From May 11, France will start to slowly ease confinement to guarantee people safety and inject dynamism into a plunging economy. Schools will gradually reopen.
546 new COVID-19 cases reported in UAE
The United Arab Emirates (UAE) announced 546 new COVID-19 cases, bringing the total confirmed cases in the country to 15,738.
UAE's Ministry of Health and Prevention on Wednesday said in a statement the new cases include many nationalities. All are in a stable condition and receiving medical treatment, Xinhua news agency reported.
The ministry said that 206 more patients have made full recovery from the virus, taking the tally of the UAE's recoveries to 3,359.
It also confirmed 11 more deaths, pushing the country's death toll to 157. The UAE was the first among the Gulf countries to report COVID-19 case.
UK's confirmed COVID-19 death toll tops 30,000
Another 649 COVID-19 patients have died, bringing the total coronavirus-related death toll in Britain to 30,076, Secretary of State for Housing, Communities and Local Government Robert Jenrick said.
The figures include deaths in all settings, including hospitals, care homes and the wider community, Xinhua news agency reported on Wednesday.
Chairing the Downing Street daily briefing, Jenrick told reporters that 69,463 tests were carried out Tuesday, with a total of 201,101 people having tested positive for the novel coronavirus in Britain.
The latest figures came one day after Britain overtook Italy as the worst-hit country in Europe by the virus.
Coronavirus 'worse attack' than Pearl Harbor: Trump
US President Donald Trump has described the coronavirus pandemic as the "worst attack" ever on the United States, pointing the finger at China.

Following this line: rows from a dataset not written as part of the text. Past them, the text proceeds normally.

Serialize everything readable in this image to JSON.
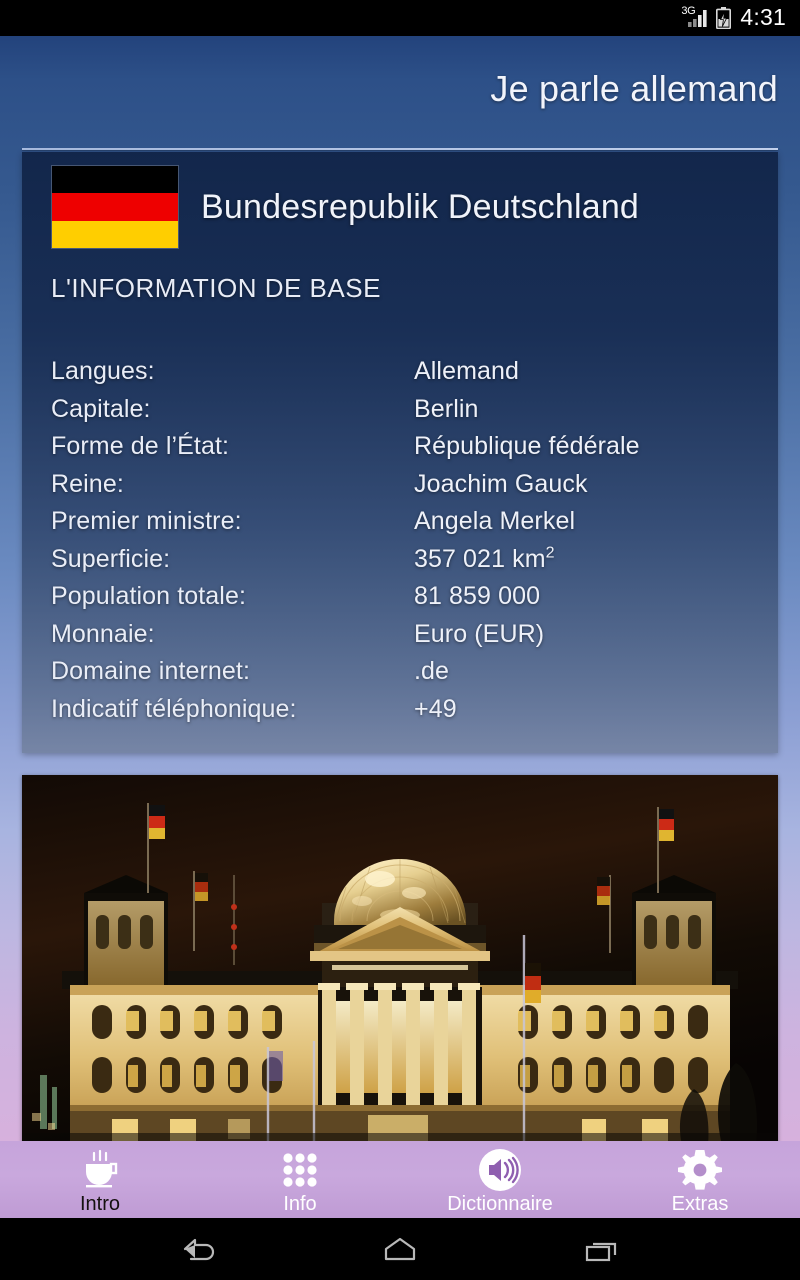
{
  "status_bar": {
    "network_label": "3G",
    "signal_icon": "signal-bars-icon",
    "battery_icon": "battery-charging-icon",
    "time": "4:31"
  },
  "header": {
    "app_title": "Je parle allemand"
  },
  "card": {
    "flag_icon": "germany-flag-icon",
    "flag_colors": [
      "#000000",
      "#EE0000",
      "#FFCE00"
    ],
    "country_name": "Bundesrepublik Deutschland",
    "section_title": "L'INFORMATION DE BASE",
    "rows": [
      {
        "label": "Langues:",
        "value": "Allemand"
      },
      {
        "label": "Capitale:",
        "value": "Berlin"
      },
      {
        "label": "Forme de l’État:",
        "value": "République fédérale"
      },
      {
        "label": "Reine:",
        "value": "Joachim Gauck"
      },
      {
        "label": "Premier ministre:",
        "value": "Angela Merkel"
      },
      {
        "label": "Superficie:",
        "value": "357 021 km",
        "sup": "2"
      },
      {
        "label": "Population totale:",
        "value": "81 859 000"
      },
      {
        "label": "Monnaie:",
        "value": "Euro (EUR)"
      },
      {
        "label": "Domaine internet:",
        "value": ".de"
      },
      {
        "label": "Indicatif téléphonique:",
        "value": "+49"
      }
    ]
  },
  "photo": {
    "name": "reichstag-building-night-photo",
    "alt": "Reichstag building in Berlin illuminated at night"
  },
  "tabbar": {
    "accent_color": "#C9A8DD",
    "tabs": [
      {
        "label": "Intro",
        "icon": "coffee-cup-icon",
        "active": true
      },
      {
        "label": "Info",
        "icon": "grid-dots-icon",
        "active": false
      },
      {
        "label": "Dictionnaire",
        "icon": "speaker-sound-icon",
        "active": false
      },
      {
        "label": "Extras",
        "icon": "gear-icon",
        "active": false
      }
    ]
  },
  "navbar": {
    "buttons": [
      {
        "name": "back-button",
        "icon": "back-arrow-icon"
      },
      {
        "name": "home-button",
        "icon": "home-icon"
      },
      {
        "name": "recents-button",
        "icon": "recent-apps-icon"
      }
    ]
  }
}
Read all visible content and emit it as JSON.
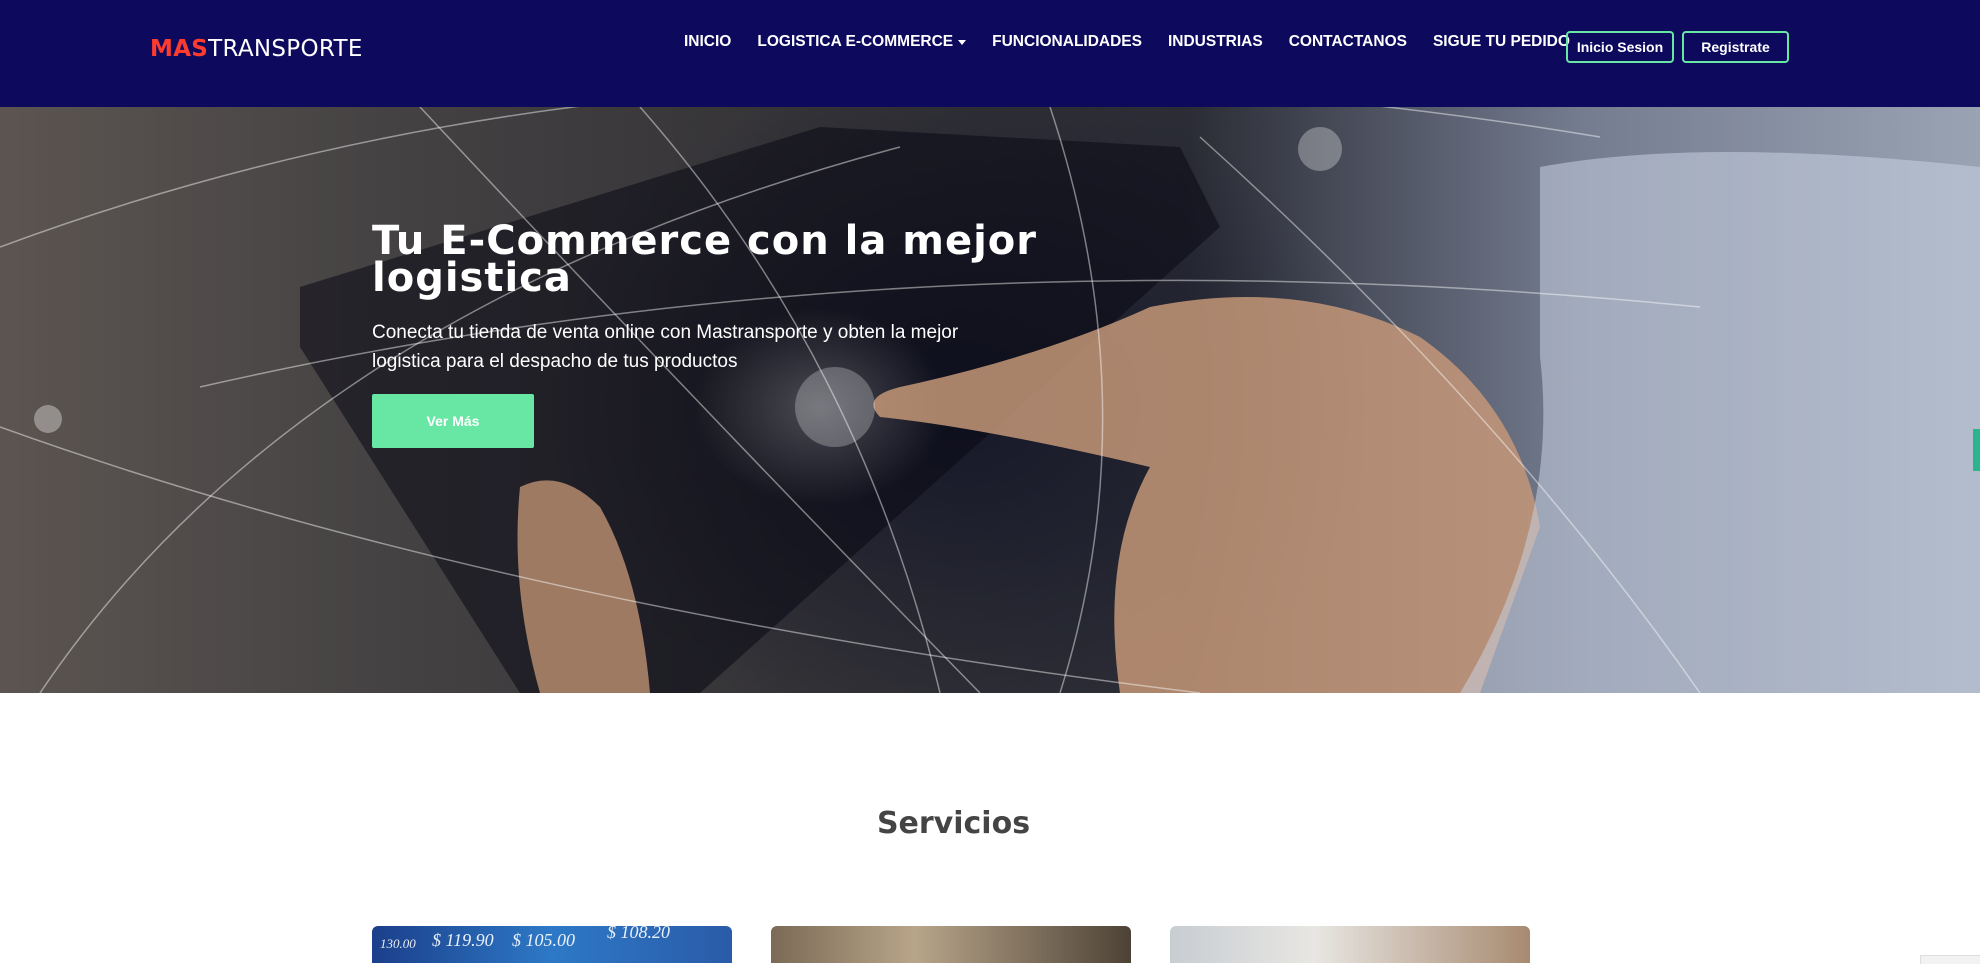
{
  "brand": {
    "part1": "MAS",
    "part2": "TRANSPORTE",
    "colors": {
      "accent": "#ff3b30",
      "nav_bg": "#0d0a5e",
      "green": "#67e6a4"
    }
  },
  "nav": {
    "items": [
      {
        "label": "INICIO"
      },
      {
        "label": "LOGISTICA E-COMMERCE",
        "has_dropdown": true
      },
      {
        "label": "FUNCIONALIDADES"
      },
      {
        "label": "INDUSTRIAS"
      },
      {
        "label": "CONTACTANOS"
      },
      {
        "label": "SIGUE TU PEDIDO"
      }
    ],
    "login_label": "Inicio Sesion",
    "register_label": "Registrate"
  },
  "hero": {
    "title": "Tu E-Commerce con la mejor logistica",
    "subtitle": "Conecta tu tienda de venta online con Mastransporte y obten la mejor logistica para el despacho de tus productos",
    "button_label": "Ver Más"
  },
  "services": {
    "title": "Servicios",
    "card1_prices": [
      "130.00",
      "$ 119.90",
      "$ 105.00",
      "$ 108.20"
    ]
  }
}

Trump said the pandemic had hit the US harder than the Japanese bombing of Pearl Harbor in World War Two, or the 9/11 attacks two decades ago, the BBC reported.
His administration is weighing punitive actions against China over its early handling of the virus outbreak. Beijing said the US wants to distract from its own handling of the pandemic.

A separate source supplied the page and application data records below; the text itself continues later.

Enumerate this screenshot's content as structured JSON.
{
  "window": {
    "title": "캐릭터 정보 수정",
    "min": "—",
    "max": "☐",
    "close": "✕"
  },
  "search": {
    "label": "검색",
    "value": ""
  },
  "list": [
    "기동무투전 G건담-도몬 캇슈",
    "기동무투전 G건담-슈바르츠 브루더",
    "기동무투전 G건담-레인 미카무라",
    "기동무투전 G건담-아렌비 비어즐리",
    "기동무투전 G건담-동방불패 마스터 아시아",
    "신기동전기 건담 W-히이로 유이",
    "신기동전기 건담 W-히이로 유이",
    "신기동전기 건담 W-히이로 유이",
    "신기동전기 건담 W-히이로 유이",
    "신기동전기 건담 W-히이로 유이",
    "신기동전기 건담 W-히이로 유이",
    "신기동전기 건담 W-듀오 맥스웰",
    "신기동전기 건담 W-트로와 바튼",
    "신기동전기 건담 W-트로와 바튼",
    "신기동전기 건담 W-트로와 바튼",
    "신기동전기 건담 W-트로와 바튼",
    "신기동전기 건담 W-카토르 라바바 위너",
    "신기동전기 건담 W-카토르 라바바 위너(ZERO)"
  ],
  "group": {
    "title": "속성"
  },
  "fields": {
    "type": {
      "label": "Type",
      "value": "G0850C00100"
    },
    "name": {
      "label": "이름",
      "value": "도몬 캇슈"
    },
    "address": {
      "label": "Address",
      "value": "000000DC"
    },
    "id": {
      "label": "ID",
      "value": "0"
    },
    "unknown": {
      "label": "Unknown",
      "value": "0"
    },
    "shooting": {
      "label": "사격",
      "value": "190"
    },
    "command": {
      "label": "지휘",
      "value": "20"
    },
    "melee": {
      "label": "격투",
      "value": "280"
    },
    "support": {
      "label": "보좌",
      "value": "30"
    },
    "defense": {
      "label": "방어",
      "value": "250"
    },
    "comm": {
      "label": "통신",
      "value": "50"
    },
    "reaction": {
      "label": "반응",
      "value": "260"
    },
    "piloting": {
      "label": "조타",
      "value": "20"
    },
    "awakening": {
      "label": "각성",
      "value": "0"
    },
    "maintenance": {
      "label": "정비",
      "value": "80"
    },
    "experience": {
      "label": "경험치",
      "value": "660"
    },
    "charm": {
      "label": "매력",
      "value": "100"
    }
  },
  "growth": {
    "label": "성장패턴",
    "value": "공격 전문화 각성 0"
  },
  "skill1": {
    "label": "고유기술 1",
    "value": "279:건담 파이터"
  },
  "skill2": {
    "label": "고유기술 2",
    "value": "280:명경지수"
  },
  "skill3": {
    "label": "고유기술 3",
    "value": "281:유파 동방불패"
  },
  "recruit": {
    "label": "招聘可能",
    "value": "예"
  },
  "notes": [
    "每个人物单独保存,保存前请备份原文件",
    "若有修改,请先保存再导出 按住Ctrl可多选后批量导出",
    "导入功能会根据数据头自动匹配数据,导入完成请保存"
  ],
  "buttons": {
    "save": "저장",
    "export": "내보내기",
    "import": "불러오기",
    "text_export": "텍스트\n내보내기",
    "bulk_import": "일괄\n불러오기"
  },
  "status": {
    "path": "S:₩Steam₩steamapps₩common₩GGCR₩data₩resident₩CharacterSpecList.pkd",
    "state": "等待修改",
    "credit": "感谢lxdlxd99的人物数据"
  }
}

Since emerging in China at the end of last year, the coronavirus is confirmed to have infected 1.2 million Americans, killing nearly 73,000.

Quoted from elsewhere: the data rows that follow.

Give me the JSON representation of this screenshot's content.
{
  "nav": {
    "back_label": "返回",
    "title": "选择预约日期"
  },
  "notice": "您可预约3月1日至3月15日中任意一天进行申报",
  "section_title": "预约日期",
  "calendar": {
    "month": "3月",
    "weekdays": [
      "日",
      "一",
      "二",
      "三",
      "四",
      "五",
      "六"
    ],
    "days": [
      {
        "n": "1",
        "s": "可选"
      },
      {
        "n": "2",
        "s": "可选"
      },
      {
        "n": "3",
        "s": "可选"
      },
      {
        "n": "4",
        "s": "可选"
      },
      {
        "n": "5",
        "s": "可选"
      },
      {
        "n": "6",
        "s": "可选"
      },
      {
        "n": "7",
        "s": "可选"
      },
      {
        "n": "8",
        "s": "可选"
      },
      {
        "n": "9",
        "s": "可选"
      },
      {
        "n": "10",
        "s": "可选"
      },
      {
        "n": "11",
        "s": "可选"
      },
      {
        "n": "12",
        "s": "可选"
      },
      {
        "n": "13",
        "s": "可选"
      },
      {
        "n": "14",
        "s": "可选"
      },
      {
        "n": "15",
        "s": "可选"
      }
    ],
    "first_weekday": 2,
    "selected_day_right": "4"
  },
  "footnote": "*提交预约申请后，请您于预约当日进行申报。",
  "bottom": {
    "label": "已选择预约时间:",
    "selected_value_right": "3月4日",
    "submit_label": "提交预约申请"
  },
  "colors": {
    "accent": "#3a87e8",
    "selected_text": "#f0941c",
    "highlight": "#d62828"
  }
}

Speaking to reporters in the Oval Office of the White House, Trump said: "We went through the worst attack we've ever had on our country, this is worst attack we've ever had.
"This is worse than Pearl Harbor, this is worse than the World Trade Center. There's never been an attack like this. And it should have never happened. Could've been stopped at the source. Could've been stopped in China. It should've been stopped right at the source. And it wasn't."
Asked later by a reporter if he viewed the pandemic as an actual act of war, Mr Trump suggested it was the pandemic that is America's enemy, rather than China.
"I view the invisible enemy [coronavirus] as a war," he said. "I don't like how it got here, because it could have been stopped, but no, I view the invisible enemy like a war."
The deepening rift between Washington and Beijing was underscored by comments during a White House briefing later on Wednesday.
WHO chief warns of risk of returning to lockdown
As more and more countries consider how to ease the so-called lockdown restrictions, World Health Organization (WHO) Director-General Tedros Adhanom Ghebreyesus warned that the exit measures should be done extremely carefully.
"The risk of returning to lockdown remains very real if countries do not manage the transition extremely carefully and in a phased approach," he said at an online press conference from Geneva on Wednesday, Xinhua news agency reported.
He reiterated six criteria which WHO recommends countries to consider, including strong surveillance, to isolate, test and treat every case and trace every contact, sufficient preventive measures in workplaces and schools and full cooperation of the public in the post-lockdown "new norm."
According to the WHO chief, more than 3.5 million cases of COVID-19 and almost 250,000 deaths have now been reported to WHO, and since the beginning of April, an average of around 80,000 new cases have been reported every day.
"These are not just numbers -- every single case is a mother, a father, a son, a daughter, a brother, sister or friend," Tedros said.